Add to my glacially accruing list of the greatest singles, Don't Disturb This Groove by The System. Spring begins for me every year on the first warm day after Valentines Day that I hear that song on the radio, as I always inevitably do. Even the most suffocating urban formats will find room for that record a few times a year. Those few times most likely clustered around each specific radio market's spring-awakening thaw. It am the breeze, a balmy, exhilarating, blossom-scented one.
Pay attention are you listening
You're my favorite girl
Excuse me for the moment
I'm in another world
(On a mountain) by a fountain
Flowers blooming everywhere
With venus and cupid
The picture's very clear
The perilous Sean Kinsell has written lately (here and here) about the It's Me scam which is currently Big In Japan. Ratbastard phone bank operators prey on oldsters by (most typically) calling up and pretending to be their grandchildren in trouble and pleading for emergency cash help to be deposited in their bank accounts (ok honorable grandma, write this number down.) Sean thinks there are reasons that the Japanese are particularly susceptible to this fraud, the flip side of respect the young must show elders is the material payback the elders owe the kids, it makes them easy marks for a sob story in young voice.
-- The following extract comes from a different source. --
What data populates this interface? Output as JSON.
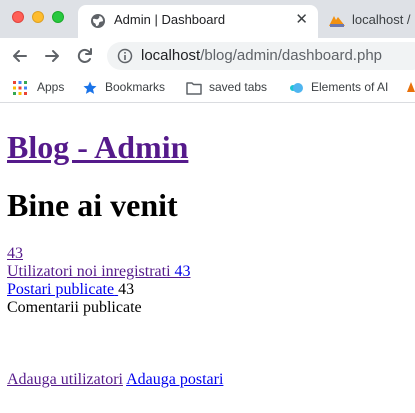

I must be part elderly-Japanese.
But It's Me is a powerful magic spell in its own right, an all-purpose open sesame, the ur social-engineering hack. Savvy tricksters (cops among them) know that it can get doors opened that otherwise would stay closed if those inside knew who the me on the other side really was.
I've noted here before the greatness of Todd Rundgren's Hello, It's Me--its genius as a title and the first line of a song. Rundgren took the hidden-in-plain-sight, intimate prelude to a hundred million phone calls a day, framed it and hung it on the wall. There must be other stealth phrases like it, spoken all the time but somehow hardly ever remembered or celebrated. I want to find me another. Though I suspect Todd R. has already found the best, most profound one.